When the first European Conquistadors arrived in the Canary Islands in the 15th century, they were surprised by the whistles emitted by inhabitants of some of the islands, used to communicate across the ravines and over long distances. This was a whistled language, that fortunately has survived to the present day, although during the second half of the 20th century this unique system of communication of exceptional value was almost lost. For this reason it has been declared by UNESCO to be part of the world’s Intangible Cultural Heritage.
Although you might find it surprising, you can discover for yourself how to express an unlimited range of messages, as this system reproduces, through whistles, the sound characteristics of a language which, in this case, is the variety of Spanish spoken in the Canary Islands, but which, in theory, could be applied to any other language. Do you dare to try it in your own language? Well get ready then, because you need a lot of strength and practice if you want to be heard at any distance.
On some occasions in the past, the whistle was used as a secret language, for example during the Spanish Conquest, as a means of defence by the aborigines against the invaders; or for smuggling activities. However, generally messages sent by the whistling language have been related to daily life or exceptional events, and were heard by everyone in the area, not just the intended recipients of the message.

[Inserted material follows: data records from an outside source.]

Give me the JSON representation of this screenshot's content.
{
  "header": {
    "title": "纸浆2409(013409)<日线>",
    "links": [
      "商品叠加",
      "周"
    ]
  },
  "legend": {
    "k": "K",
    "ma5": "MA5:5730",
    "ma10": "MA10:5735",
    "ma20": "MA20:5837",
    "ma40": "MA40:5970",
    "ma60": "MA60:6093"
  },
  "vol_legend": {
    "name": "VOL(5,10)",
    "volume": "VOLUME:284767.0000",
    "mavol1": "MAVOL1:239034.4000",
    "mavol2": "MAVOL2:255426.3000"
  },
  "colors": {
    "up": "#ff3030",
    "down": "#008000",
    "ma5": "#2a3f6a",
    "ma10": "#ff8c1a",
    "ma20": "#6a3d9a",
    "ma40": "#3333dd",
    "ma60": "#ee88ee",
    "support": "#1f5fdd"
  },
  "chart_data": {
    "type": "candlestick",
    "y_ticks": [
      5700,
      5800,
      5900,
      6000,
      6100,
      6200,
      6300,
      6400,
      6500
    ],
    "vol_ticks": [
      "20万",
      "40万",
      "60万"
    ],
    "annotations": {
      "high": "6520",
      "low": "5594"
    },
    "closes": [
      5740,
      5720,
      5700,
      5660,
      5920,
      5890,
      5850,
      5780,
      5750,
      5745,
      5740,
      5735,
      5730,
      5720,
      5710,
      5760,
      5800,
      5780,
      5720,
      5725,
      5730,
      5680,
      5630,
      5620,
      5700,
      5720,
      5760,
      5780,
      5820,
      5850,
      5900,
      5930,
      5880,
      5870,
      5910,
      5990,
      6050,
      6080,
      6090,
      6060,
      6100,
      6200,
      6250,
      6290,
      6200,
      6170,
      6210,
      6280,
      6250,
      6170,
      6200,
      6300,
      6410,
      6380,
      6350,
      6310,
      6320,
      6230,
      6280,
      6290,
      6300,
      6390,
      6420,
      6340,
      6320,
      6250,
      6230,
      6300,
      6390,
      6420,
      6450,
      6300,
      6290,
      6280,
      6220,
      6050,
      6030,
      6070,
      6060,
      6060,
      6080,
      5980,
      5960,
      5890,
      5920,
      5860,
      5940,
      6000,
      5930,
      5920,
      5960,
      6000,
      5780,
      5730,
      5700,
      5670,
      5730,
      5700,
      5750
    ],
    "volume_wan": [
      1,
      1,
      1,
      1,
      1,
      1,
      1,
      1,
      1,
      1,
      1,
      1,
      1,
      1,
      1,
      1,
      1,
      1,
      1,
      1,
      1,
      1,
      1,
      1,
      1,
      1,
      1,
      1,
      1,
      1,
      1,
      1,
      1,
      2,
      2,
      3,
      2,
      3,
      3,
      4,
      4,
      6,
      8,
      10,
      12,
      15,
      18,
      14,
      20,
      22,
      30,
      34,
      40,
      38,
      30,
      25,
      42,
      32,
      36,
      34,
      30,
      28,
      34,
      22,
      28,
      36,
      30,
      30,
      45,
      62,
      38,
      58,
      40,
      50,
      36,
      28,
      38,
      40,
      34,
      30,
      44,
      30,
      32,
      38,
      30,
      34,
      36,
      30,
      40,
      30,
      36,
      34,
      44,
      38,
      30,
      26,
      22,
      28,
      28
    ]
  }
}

Although it is believed that this system of communication existed in various islands of the Canarian archipelago, nowadays it is characteristic of La Gomera, where local people have taken care to preserve it for future generations. In fact, whistling is taught in schools and forms part of the educational curriculum of young people from the island. So if you want to hear a conversation in this language, or if you fancy giving it a try, La Gomera is the ideal place to study this remarkable tradition which is both ancient and authentically Canarian.